Nothing symbolises the difference between the Old India and the New India better than coffee. Once upon a time, Indians didn’t even care whether they were drinking instant coffee (watery and tasteless) or the real thing (strong and energising). Once, coffee epitomised a Leftie culture of talk and debate. People in government offices drank milky tea; intellectuals went to coffee houses to plan the revolution.
Now, we’re all coffee snobs. Our parents may have thought that Nescafé was coffee but we inhabit a world of cappuccinos (what the last generation mistakenly called espresso), ristrettos and café lattes. Young people will tell you why the coffee at Café Coffee Day is so much better than the Barista version — or vice versa.
And forget about the caffeine-fuelled revolution. These days, a coffee house is a place you go to discuss job hops and career advancements. There is nothing revolutionary about a cup of overpriced coffee. Instead, we treat it as a mark of liberalisation, of India’s entry into the global economy, as our way of declaring that we are prosperous inhabitants of a rapidly Westernising world.

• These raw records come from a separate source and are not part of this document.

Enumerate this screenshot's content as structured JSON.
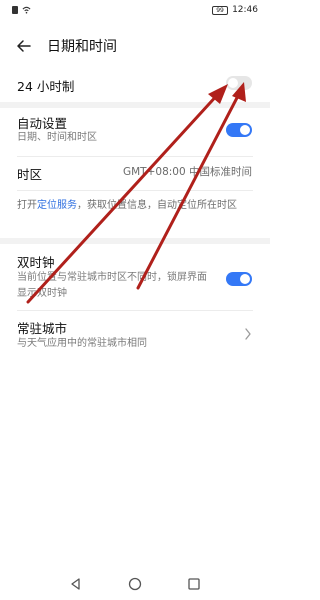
{
  "status_bar": {
    "time": "12:46",
    "battery": "99"
  },
  "header": {
    "title": "日期和时间"
  },
  "settings": {
    "hour24": {
      "label": "24 小时制",
      "enabled": false
    },
    "auto": {
      "title": "自动设置",
      "subtitle": "日期、时间和时区",
      "enabled": true
    },
    "timezone": {
      "label": "时区",
      "value": "GMT+08:00 中国标准时间"
    },
    "location_hint": {
      "prefix": "打开",
      "link": "定位服务",
      "suffix": "，获取位置信息，自动定位所在时区"
    },
    "dual_clock": {
      "title": "双时钟",
      "subtitle": "当前位置与常驻城市时区不同时，锁屏界面显示双时钟",
      "enabled": true
    },
    "home_city": {
      "title": "常驻城市",
      "subtitle": "与天气应用中的常驻城市相同"
    }
  },
  "colors": {
    "accent": "#3478f6",
    "link": "#2f6fe0",
    "annotation_arrow": "#b0201b"
  },
  "icons": {
    "back": "back-arrow-icon",
    "chevron": "chevron-right-icon",
    "nav_back": "triangle-back-icon",
    "nav_home": "circle-home-icon",
    "nav_recent": "square-recent-icon"
  }
}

The transition from intellectual-filled Coffee House to yuppie-infested Barista reflects the changes that India has gone through. When I was young, none of us ever had the money today’s kids have. Even adjusting for inflation, a couple of Barista coffees would have cleaned us out for a week. Not that there was anything like Barista in those days. Instead, meeting for a coffee was the only way most of us could afford to frequent the expensive cafes at deluxe hotels.
So, should we treat the invasion of the coffee bars as a signal that India’s gone soft, that the iron has been drained out of our souls, replaced by the empty husks of Colombian coffee beans?
I am not sure. I agree that most of the new coffee places are soulless, machine-made, industrial-chain operations. But, on the other hand, they are clean, the coffee is not bad, and at least they provide an opportunity for young people to sit and make real conversation in this era of Internet chats and Facebook lifestyles.
So, yes, I miss the romance of the Coffee House, the sense of revolution that lasted till the last cup of coffee was drained, and the air of frenzied intellectual debate. But life moves on, countries move on, times change, and revolution is no longer on the agenda.
For an era of prosperity and hope, bitter coffee seems sadly inappropriate. Say what you will about a giant café latte mug — but for better or for worse, it is the true drink of our times.